- Timed itinerary and project plan created for the rest of the game
- Pub interior modelled and implemented
- Village Hall exterior modelled and implemented
- Re-designed opening segment to better fit in with later story
- More back-story written and implemented
- Many more secret-squirrel things modelled, and visual effects implemented
- I'm really running out of non-spoilery things to mention here, if I'm honest. I made some flowers?
Back when I first announced this project (announced sounds so grandiose, I prefer 'mumbled') I emphasised 'environmental storytelling'. This is something of a catch-all term which, when I was a young'un, was simply called 'world-building'.
But the world of game creation is fast-paced and there's much to do in a short space of time. Such luxuries are oft cast aside in favour of gameplay or snazzy graphics. This is not necessarily something to lament since, whilst I'm very much in favour of environmental storytelling, it wasn't even originally a focus of this game.
Back when I was making 'The Icho' my ambition was to take the old ATB combat system of the late 90s Final Fantasies and see what could be done to freshen it up. There's a lot that's tired but a lot that could be done to add a new zing to it, as exemplified by the Bravely series and more recently by Octopath Traveller.
What I hadn't anticipated is how little preparation this process required due to the way I do things. Y'see I don't really like using pre-made assets, for neither modelling nor programming. I understand that they are often essential to small indie developers in order to get everything done in time to make a profit, and I certainly don't wish to denigrate those using them. I'm just old, stubborn and like to make things myself.
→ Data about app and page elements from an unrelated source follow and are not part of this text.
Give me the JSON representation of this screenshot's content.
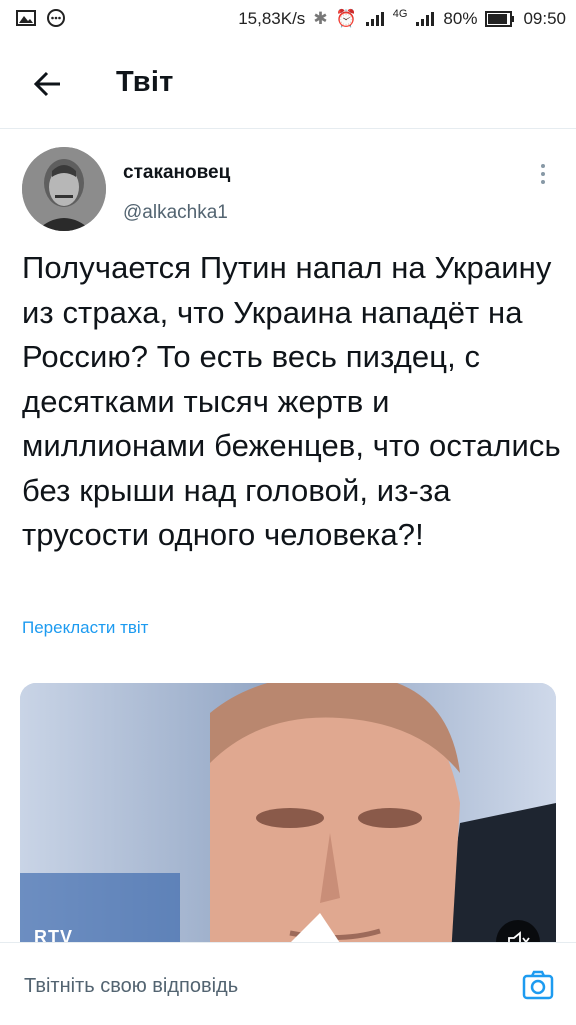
{
  "status_bar": {
    "speed": "15,83K/s",
    "network": "4G",
    "battery": "80%",
    "time": "09:50"
  },
  "header": {
    "title": "Твіт",
    "back_icon": "arrow-left-icon"
  },
  "tweet": {
    "author_name": "стакановец",
    "author_handle": "@alkachka1",
    "text": "Получается Путин напал на Украину из страха, что Украина нападёт на Россию? То есть весь пиздец, с десятками тысяч жертв и миллионами беженцев, что остались без крыши над головой, из-за трусости одного человека?!",
    "translate_label": "Перекласти твіт",
    "media_watermark": "RTV"
  },
  "reply": {
    "placeholder": "Твітніть свою відповідь",
    "camera_icon": "camera-icon"
  },
  "colors": {
    "accent": "#1d9bf0",
    "text": "#0f1419",
    "secondary": "#536471"
  }
}
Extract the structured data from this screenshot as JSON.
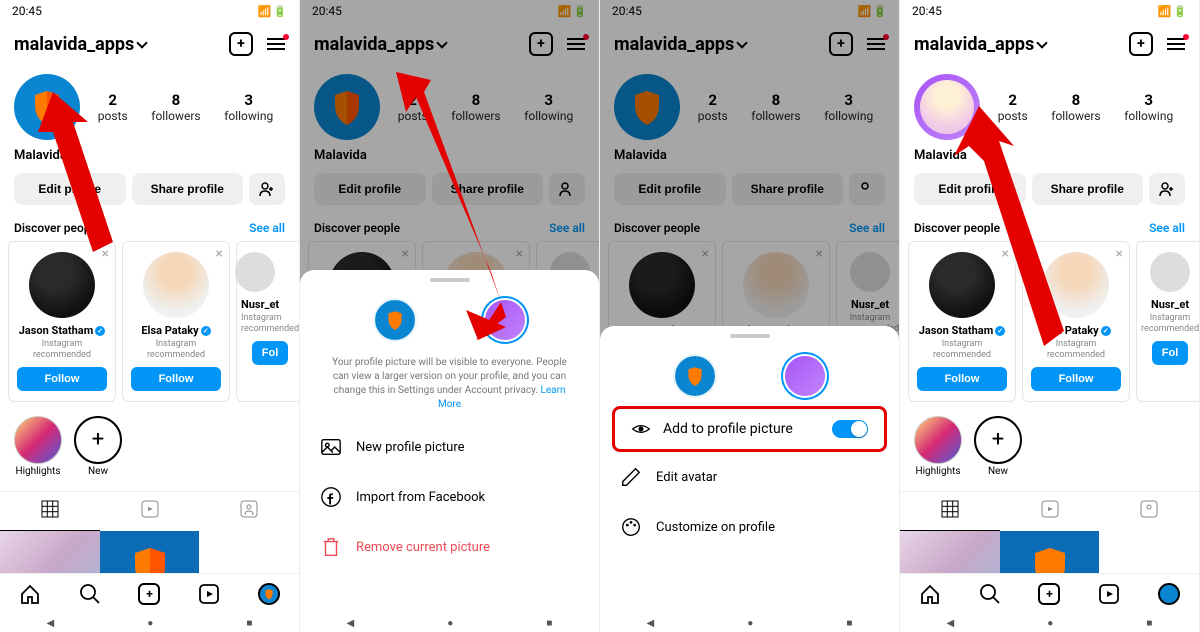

But making things yourself affords you the opportunity to analyse everything minutely one step at a time. Everything you do is up for criticism and alteration, and when you're making a game solo every aspect of the game is scrutinised the moment you start to implement it.
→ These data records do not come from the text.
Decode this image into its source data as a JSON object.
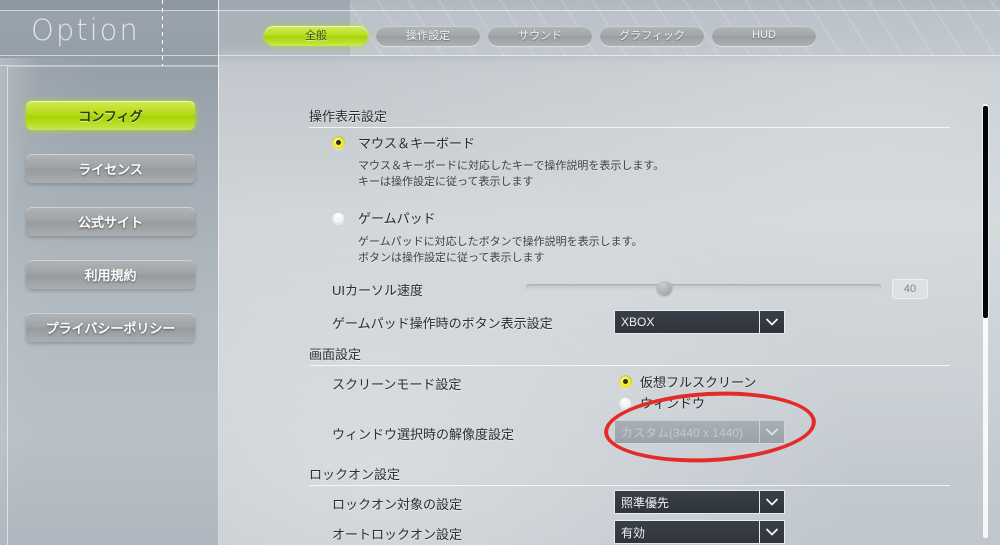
{
  "header": {
    "title": "Option",
    "tabs": [
      {
        "label": "全般",
        "active": true
      },
      {
        "label": "操作設定",
        "active": false
      },
      {
        "label": "サウンド",
        "active": false
      },
      {
        "label": "グラフィック",
        "active": false
      },
      {
        "label": "HUD",
        "active": false
      }
    ]
  },
  "sidebar": {
    "items": [
      {
        "label": "コンフィグ",
        "active": true
      },
      {
        "label": "ライセンス",
        "active": false
      },
      {
        "label": "公式サイト",
        "active": false
      },
      {
        "label": "利用規約",
        "active": false
      },
      {
        "label": "プライバシーポリシー",
        "active": false
      }
    ]
  },
  "sections": {
    "controls_display": {
      "heading": "操作表示設定",
      "radio_mouse_keyboard": {
        "label": "マウス＆キーボード",
        "selected": true,
        "desc_line1": "マウス＆キーボードに対応したキーで操作説明を表示します。",
        "desc_line2": "キーは操作設定に従って表示します"
      },
      "radio_gamepad": {
        "label": "ゲームパッド",
        "selected": false,
        "desc_line1": "ゲームパッドに対応したボタンで操作説明を表示します。",
        "desc_line2": "ボタンは操作設定に従って表示します"
      },
      "ui_cursor_speed": {
        "label": "UIカーソル速度",
        "value": "40",
        "percent": 38
      },
      "gamepad_button_display": {
        "label": "ゲームパッド操作時のボタン表示設定",
        "value": "XBOX"
      }
    },
    "screen": {
      "heading": "画面設定",
      "screen_mode": {
        "label": "スクリーンモード設定",
        "option_virtual_fullscreen": "仮想フルスクリーン",
        "option_window": "ウィンドウ",
        "selected": "仮想フルスクリーン"
      },
      "window_resolution": {
        "label": "ウィンドウ選択時の解像度設定",
        "value": "カスタム(3440 x 1440)",
        "disabled": true
      }
    },
    "lockon": {
      "heading": "ロックオン設定",
      "lockon_target": {
        "label": "ロックオン対象の設定",
        "value": "照準優先"
      },
      "auto_lockon": {
        "label": "オートロックオン設定",
        "value": "有効"
      }
    }
  },
  "annotation": {
    "shape": "ellipse",
    "color": "#e32b29"
  },
  "colors": {
    "accent_green": "#b5db1c",
    "radio_selected_yellow": "#f6ef3c",
    "dropdown_dark": "#333943",
    "annotation_red": "#e32b29"
  }
}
So when implementing The Icho's battle system, say a simple function which altered a character's HP, I could ask questions like "What is allowed to access this?", "Should I allot for gradual changes?", "Does this need to filter through modifiers, and can these be bypassed?", "Must all alterations be shown to the player?" etc. Simple questions mechanically speaking, but ones which allow for many more open doors.
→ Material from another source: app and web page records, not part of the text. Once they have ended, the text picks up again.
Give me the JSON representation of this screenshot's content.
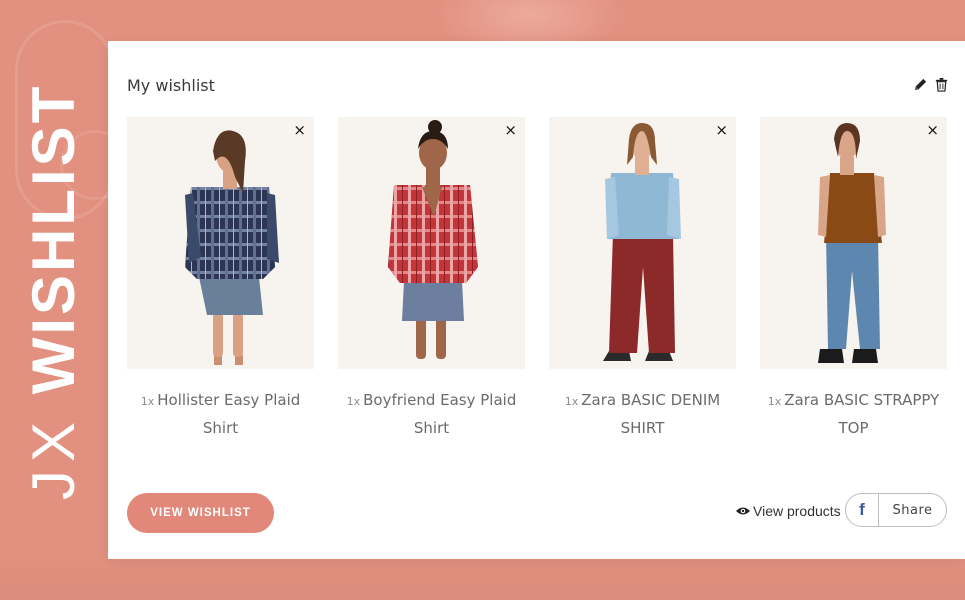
{
  "vertical_title": {
    "part1": "JX",
    "part2": "WISHLIST"
  },
  "wishlist": {
    "title": "My wishlist"
  },
  "header_icons": [
    "pencil-icon",
    "trash-icon"
  ],
  "products": [
    {
      "qty": "1x",
      "name": "Hollister Easy Plaid Shirt",
      "remove": "×"
    },
    {
      "qty": "1x",
      "name": "Boyfriend Easy Plaid Shirt",
      "remove": "×"
    },
    {
      "qty": "1x",
      "name": "Zara BASIC DENIM SHIRT",
      "remove": "×"
    },
    {
      "qty": "1x",
      "name": "Zara BASIC STRAPPY TOP",
      "remove": "×"
    }
  ],
  "actions": {
    "view_wishlist": "VIEW WISHLIST",
    "view_products": "View products",
    "share_icon": "f",
    "share": "Share"
  },
  "colors": {
    "background": "#e2907f",
    "button": "#e2887a",
    "facebook": "#3b5998"
  }
}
By way of example the Tonberry, a classic enemy in the Final Fantasy series, is the only enemy whose attack is proportional to the number of enemies your characters have killed over the course of the game. The programming needed to be open enough for this to be implemented, and while this seems like a minor mechanical flourish it raises questions: How on Gaia does the Tonberry know this? Is it in league with the spirits of the afterlife? Can it control them? It adds depth and intrigue to an otherwise simple little enemy.
Fast-forward to 'To Linger' and I've stuck to my stubbornness and continue to make all assets myself, and place them myself. Only now each time I place something, each time I model it, I ask questions: Why is this here? Who put it here? Why hasn't it been moved? Is this indicative of something more significant in the story? Can the player interact with it and if so what will it do? There's a lot more to environment and backstory than notes left by strangers.
This came naturally to me (I'm fiercely over-analytical) but it helped inform the direction of the game, particularly thrusting the idea of environmental storytelling upon it. I won't pretend as if every object in the game has significance (I made a dart board last week and seriously considered if I could hide some message in where the darts hit the board), only if you're not paying attention you'll be missing a lot.
I've chocked a whole bunch of symbolism and hidden storylines into this thing, and I'm very interested to see what gets noticed and what doesn't. This is the story of a village, and I want everything about the village to feel real and alive long before the player turned up. Whether this is a success or not remains to be seen. All I do know is that had I bought a pre-made 'Pub' or 'Village Hall' asset from the Unity store, I almost certainly wouldn't have thought to include any of it.